top of page
  • Sibusisiwe Nyathi

The Japan Prize 2024

Updated: Feb 9

Emeritus Professor Sir Brian J. Hoskins has been awarded the prestigious Japan Prize 2024, for science. Sir Hoskins is a professor at the Reading Department of Meteorology. The prize recognises his effort in establishing scientific foundations for understanding and predicting extreme weather events. Together with Professor John Michael Wallace, of the University of Washington, they have been awarded in the field of Resources, Energy, the Environment and Social Infrastructure.

A mathematician by training, Sir Hoskins has been affiliated with many high-ranking institutions, including the Grantham Institute at Imperial College London, of which he is a founding director and - currently - chair. Some of his work over the years includes contribution to the UN Intergovernmental Panel on Climate Change, Non-Executive Director at the Met Office, as well as active member of the Royal Society Academy. He has played a significant role in advising public policy on matters of climate change.

At the University, where he currently works on a part-time basis, he has been a Professor of Meteorology for the last thirty-five years. His research covers many areas, primarily focusing on atmospheric motion, scale of weather fronts and the interlinking of different weather and climatic conditions of Earth. He has served as head of department, and during a formal ceremony on September 13th, 2022 the Meteorology Building was renamed the Brian Hoskins Building.

Vice-Chancellor Robert Van de Noort described him not only as a prominent scientist but a “dedicated and skilled teacher, supervisor, mentor and research colleague”. His best work was on developing the mathematical theory of extratropical cyclones and how weather fronts are produced.

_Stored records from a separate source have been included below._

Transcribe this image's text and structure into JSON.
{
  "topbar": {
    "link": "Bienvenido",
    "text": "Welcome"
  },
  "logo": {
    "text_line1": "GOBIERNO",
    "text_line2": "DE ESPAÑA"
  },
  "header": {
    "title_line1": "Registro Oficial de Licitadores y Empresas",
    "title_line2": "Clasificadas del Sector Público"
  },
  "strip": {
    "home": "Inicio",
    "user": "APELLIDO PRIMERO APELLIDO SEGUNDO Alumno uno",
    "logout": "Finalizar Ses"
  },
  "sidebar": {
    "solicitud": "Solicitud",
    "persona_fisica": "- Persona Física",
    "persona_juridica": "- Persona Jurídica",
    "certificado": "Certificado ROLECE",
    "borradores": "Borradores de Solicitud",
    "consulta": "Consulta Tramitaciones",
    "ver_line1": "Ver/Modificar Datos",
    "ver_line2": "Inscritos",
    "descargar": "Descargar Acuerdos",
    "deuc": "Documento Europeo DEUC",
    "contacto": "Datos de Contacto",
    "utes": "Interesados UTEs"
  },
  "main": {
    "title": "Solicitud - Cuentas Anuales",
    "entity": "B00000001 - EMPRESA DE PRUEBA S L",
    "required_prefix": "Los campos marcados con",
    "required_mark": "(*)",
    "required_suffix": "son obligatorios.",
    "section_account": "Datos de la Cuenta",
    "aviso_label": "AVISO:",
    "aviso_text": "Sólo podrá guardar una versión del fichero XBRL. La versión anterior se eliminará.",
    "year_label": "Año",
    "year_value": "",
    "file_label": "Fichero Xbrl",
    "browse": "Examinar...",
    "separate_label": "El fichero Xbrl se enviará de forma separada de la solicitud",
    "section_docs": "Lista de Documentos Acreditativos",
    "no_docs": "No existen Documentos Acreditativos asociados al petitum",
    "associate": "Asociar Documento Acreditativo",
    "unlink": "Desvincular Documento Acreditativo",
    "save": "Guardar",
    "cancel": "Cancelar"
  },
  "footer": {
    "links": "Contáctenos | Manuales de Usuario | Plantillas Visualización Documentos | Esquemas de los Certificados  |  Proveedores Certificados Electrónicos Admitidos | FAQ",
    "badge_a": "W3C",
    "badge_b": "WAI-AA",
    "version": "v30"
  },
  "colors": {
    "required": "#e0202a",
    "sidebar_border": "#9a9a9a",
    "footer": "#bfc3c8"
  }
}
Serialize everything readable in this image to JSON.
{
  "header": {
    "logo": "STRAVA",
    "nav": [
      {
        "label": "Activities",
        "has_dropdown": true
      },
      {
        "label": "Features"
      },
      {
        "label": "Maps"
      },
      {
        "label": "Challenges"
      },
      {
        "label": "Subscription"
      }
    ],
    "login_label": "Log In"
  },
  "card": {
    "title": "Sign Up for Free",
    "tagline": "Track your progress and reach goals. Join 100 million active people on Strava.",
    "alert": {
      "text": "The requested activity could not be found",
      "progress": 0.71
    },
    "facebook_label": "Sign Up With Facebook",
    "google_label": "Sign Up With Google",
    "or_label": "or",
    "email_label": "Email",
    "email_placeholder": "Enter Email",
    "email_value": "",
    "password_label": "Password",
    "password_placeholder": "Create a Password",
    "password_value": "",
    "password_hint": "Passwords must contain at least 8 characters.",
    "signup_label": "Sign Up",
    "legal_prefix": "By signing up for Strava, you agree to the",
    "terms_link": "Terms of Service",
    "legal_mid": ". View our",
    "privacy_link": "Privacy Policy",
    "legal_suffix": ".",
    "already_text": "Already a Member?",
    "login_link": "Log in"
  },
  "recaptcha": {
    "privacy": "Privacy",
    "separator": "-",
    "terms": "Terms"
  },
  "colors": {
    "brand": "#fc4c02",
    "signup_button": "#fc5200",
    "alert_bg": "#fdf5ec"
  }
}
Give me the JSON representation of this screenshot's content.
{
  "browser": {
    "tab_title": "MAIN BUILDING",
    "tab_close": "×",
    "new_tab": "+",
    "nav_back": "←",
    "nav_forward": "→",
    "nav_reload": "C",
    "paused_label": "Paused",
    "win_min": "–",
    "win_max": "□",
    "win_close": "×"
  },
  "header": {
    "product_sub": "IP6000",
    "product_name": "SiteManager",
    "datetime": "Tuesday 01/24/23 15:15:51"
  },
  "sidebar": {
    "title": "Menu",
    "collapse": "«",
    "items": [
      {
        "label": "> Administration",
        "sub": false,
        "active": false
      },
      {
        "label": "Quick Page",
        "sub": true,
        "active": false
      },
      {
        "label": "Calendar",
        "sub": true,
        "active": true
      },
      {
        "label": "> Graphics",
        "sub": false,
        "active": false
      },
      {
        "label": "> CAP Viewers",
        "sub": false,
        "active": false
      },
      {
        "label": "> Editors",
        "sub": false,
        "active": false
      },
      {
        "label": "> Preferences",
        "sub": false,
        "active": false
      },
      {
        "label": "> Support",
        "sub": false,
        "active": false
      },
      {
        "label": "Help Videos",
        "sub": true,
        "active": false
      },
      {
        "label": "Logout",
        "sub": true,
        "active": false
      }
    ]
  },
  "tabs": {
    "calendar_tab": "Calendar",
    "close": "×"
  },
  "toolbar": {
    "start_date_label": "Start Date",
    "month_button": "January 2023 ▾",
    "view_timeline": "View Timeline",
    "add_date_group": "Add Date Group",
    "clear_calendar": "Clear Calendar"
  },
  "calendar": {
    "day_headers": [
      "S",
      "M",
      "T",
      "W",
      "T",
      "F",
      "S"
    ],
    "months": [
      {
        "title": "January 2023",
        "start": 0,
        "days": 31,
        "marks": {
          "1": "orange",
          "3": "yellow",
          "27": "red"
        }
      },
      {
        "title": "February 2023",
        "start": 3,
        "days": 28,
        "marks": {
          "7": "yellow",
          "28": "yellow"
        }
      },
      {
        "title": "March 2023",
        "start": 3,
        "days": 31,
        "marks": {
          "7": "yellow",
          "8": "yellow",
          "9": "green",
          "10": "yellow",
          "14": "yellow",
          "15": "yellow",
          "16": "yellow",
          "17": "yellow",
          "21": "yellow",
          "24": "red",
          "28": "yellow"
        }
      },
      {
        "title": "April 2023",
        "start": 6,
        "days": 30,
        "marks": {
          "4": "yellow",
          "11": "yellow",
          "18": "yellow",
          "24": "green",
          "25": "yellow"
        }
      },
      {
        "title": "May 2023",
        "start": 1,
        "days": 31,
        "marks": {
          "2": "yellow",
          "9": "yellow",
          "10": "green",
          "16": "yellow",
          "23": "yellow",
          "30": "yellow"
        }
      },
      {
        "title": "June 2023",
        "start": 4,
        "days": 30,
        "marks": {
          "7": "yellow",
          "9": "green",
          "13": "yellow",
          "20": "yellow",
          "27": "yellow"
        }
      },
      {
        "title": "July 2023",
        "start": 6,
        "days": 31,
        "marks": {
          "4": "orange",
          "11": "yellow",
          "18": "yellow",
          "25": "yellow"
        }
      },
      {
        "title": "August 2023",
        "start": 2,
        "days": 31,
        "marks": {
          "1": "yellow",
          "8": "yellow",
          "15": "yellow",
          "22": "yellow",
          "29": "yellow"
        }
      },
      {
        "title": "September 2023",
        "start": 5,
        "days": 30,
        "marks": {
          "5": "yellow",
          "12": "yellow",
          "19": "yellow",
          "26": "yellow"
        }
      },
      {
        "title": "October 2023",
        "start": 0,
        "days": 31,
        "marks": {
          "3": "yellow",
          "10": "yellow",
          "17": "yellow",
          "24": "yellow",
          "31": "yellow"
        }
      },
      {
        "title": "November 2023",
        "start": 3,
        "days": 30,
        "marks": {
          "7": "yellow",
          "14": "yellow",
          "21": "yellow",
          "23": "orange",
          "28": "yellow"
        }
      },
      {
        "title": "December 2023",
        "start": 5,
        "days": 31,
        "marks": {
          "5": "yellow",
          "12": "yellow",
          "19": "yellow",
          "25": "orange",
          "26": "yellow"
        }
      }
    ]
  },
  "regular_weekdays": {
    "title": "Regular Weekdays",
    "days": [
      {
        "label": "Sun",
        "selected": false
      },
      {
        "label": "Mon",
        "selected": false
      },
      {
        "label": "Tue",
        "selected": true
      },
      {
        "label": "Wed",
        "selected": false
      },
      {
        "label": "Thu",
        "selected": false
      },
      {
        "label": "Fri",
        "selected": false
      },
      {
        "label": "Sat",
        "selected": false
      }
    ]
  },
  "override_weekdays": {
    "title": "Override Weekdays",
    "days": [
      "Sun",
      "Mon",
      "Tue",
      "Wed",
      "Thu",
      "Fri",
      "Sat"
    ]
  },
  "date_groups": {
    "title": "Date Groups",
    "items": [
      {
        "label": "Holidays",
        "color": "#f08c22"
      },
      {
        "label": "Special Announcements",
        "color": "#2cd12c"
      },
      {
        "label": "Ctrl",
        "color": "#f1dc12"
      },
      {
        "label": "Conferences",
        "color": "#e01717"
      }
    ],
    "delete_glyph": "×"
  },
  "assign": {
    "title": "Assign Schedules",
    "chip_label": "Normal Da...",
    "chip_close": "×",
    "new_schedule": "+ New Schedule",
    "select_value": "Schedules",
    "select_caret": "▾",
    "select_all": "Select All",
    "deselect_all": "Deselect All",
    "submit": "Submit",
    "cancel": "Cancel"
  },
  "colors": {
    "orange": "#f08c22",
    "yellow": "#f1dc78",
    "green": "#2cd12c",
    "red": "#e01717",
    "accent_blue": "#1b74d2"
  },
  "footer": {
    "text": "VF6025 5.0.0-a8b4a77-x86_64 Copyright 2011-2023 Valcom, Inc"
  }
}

The department’s growth into the global force that it is today is accredited to Professor Hoskins' leadership and research.

In the Japan Prize Committee’s own words it “honors scientists and researchers worldwide who are recognised for having contributed significantly to the peace and prosperity of humankind”. Every year its Field Selection Committee selects two fields eligible for the prize, the selected ones this year being of Resources, Energy, the Environment and Social Infrastructure, of Medical Science and Pharmaceutical Science. Every February, nominations are submitted by 14,000 scientists and researchers worldwide. After careful evaluation and a final decision by the Board of Directors, winners of each field are announced. This process takes almost one year after fields are announced.

As the prize winners were announced this year on January 23rd, a presentation ceremony will be held in Tokyo on April 16th. In attendance will be the Emperor and Empress of Japan, Speaker of the House of Representatives, President of the House of Councillors, the Chief Justice of the Supreme Court, government ministers and significant figures of various fields.

Prize winners, known as laureates, receive a medal and a certificate of merit. Both the certificate and prize medal are minted with an image of the sun, of which designer Yusaku Kamekura remarked “I used the image of the sun, the source of all energy. The circles were added to represent perfection and truth”. The certificate is inscribed with the recipient’s name and reason for award - and the following:

“WHEREAS, you have advanced the frontiers of knowledge by your original and outstanding achievements in science and technology, and WHEREAS, you have thereby significantly contributed to the progress of the cause of peace and prosperity of all mankind. THEREFORE, the Japan Prize Foundation, with deep respect for your manifold accomplishments, bestows upon you the Japan Prize.”


bottom of page